Even today, centuries later, in certain areas in Mexico people still play variants of the 3.000 year old ballgame. I found a movie on youtube that shows how the game is played (indoors) today:

What do you think of the Mayan ballgame? Isn't it fascinating that people still play this game in Mexico?


  1. I really like this post. I'm in an Anthro/Archeology class right now about Maya, Aztecs, and Incas. I noticed how in the beginning of your post you described how archeologists learned about this sport and that there isn't consensus on how it works. I find this to be true in every aspect of Archeology that I learn about. In my opinion, Archeology itself is a bit of a game. They're always excavating and trying to put historical puzzles together. At the same time, there's constantly colleagues who disagree and other opinions whom you have to work with and against. So in parallel with this highly competitive Mayan ballgame, the archeologists that worked to discover it were (and are playing) a competitive game. Thanks for writing about something so interesting and multifaceted!

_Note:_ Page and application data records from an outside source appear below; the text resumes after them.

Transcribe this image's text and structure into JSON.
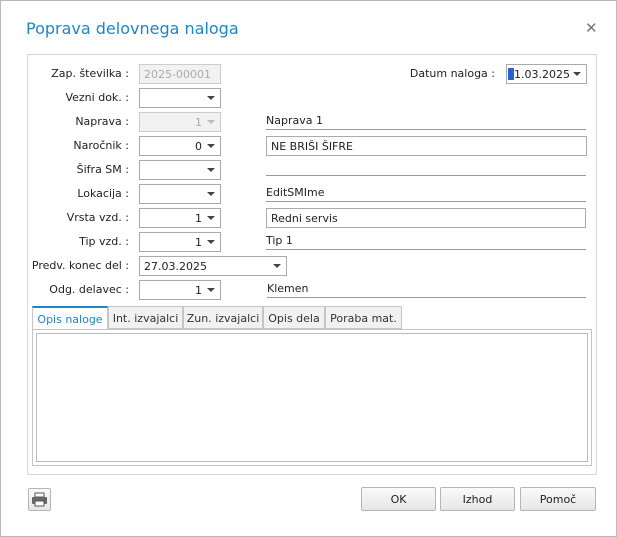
{
  "dialog": {
    "title": "Poprava delovnega naloga"
  },
  "fields": {
    "zap_stevilka": {
      "label": "Zap. številka :",
      "value": "2025-00001"
    },
    "vezni_dok": {
      "label": "Vezni dok. :",
      "value": ""
    },
    "naprava": {
      "label": "Naprava :",
      "value": "1",
      "text": "Naprava 1"
    },
    "narocnik": {
      "label": "Naročnik :",
      "value": "0",
      "text": "NE BRIŠI ŠIFRE"
    },
    "sifra_sm": {
      "label": "Šifra SM :",
      "value": "",
      "text": ""
    },
    "lokacija": {
      "label": "Lokacija :",
      "value": "",
      "text": "EditSMIme"
    },
    "vrsta_vzd": {
      "label": "Vrsta vzd. :",
      "value": "1",
      "text": "Redni servis"
    },
    "tip_vzd": {
      "label": "Tip vzd. :",
      "value": "1",
      "text": "Tip 1"
    },
    "predv_konec": {
      "label": "Predv. konec del :",
      "value": "27.03.2025"
    },
    "odg_delavec": {
      "label": "Odg. delavec :",
      "value": "1",
      "text": "Klemen"
    },
    "datum_naloga": {
      "label": "Datum naloga :",
      "value": "1.03.2025",
      "cursor_char": "2"
    }
  },
  "tabs": [
    {
      "label": "Opis naloge"
    },
    {
      "label": "Int. izvajalci"
    },
    {
      "label": "Zun. izvajalci"
    },
    {
      "label": "Opis dela"
    },
    {
      "label": "Poraba mat."
    }
  ],
  "buttons": {
    "ok": "OK",
    "izhod": "Izhod",
    "pomoc": "Pomoč"
  },
  "colors": {
    "accent": "#1e86c8"
  },
  "icons": {
    "close": "close-icon",
    "print": "printer-icon",
    "dropdown": "chevron-down-icon"
  }
}
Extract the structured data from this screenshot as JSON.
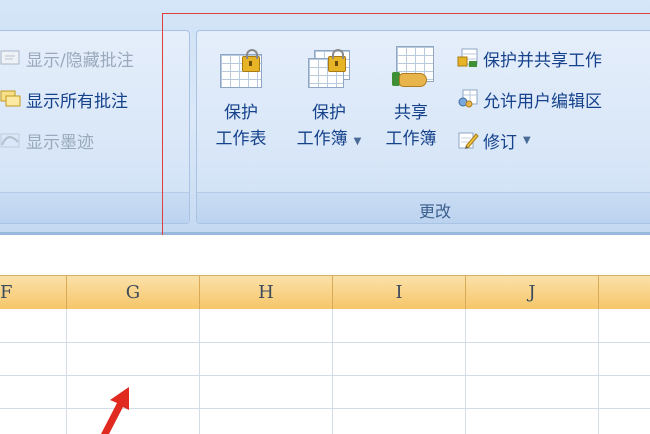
{
  "review_group_left": {
    "items": [
      {
        "label": "显示/隐藏批注",
        "icon": "comment-toggle-icon",
        "enabled": false
      },
      {
        "label": "显示所有批注",
        "icon": "comments-icon",
        "enabled": true
      },
      {
        "label": "显示墨迹",
        "icon": "ink-icon",
        "enabled": false
      }
    ]
  },
  "changes_group": {
    "caption": "更改",
    "protect_sheet": {
      "line1": "保护",
      "line2": "工作表",
      "icon": "protect-sheet-icon"
    },
    "protect_workbook": {
      "line1": "保护",
      "line2": "工作簿",
      "icon": "protect-workbook-icon"
    },
    "share_workbook": {
      "line1": "共享",
      "line2": "工作簿",
      "icon": "share-workbook-icon"
    },
    "small_items": [
      {
        "label": "保护并共享工作",
        "icon": "protect-share-icon"
      },
      {
        "label": "允许用户编辑区",
        "icon": "allow-edit-ranges-icon"
      },
      {
        "label": "修订",
        "icon": "track-changes-icon"
      }
    ]
  },
  "columns": [
    "F",
    "G",
    "H",
    "I",
    "J",
    ""
  ],
  "colors": {
    "highlight_border": "#e0403c",
    "arrow": "#e02a20",
    "ribbon_text": "#15428b",
    "header_fill": "#f6c66a"
  }
}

  2. Games are at the heart and soul of nearly every society. From African tribes in the Southern Hemisphere to Nordics in the Northern Hemisphere, each society has some sort of aspect that is game-like. People naturally have a competitive drive and can express their superiority through sports. The Ancient Mayan old sport is a tradition that should continue to be preserved. It serves as a starting point for modern-day sports. The competitive drive of two teams competing against each other in a combative setting. While the Mayans probably had more violence than modern-day American football, both of the games had a strict set of rules restricting people from certain actions.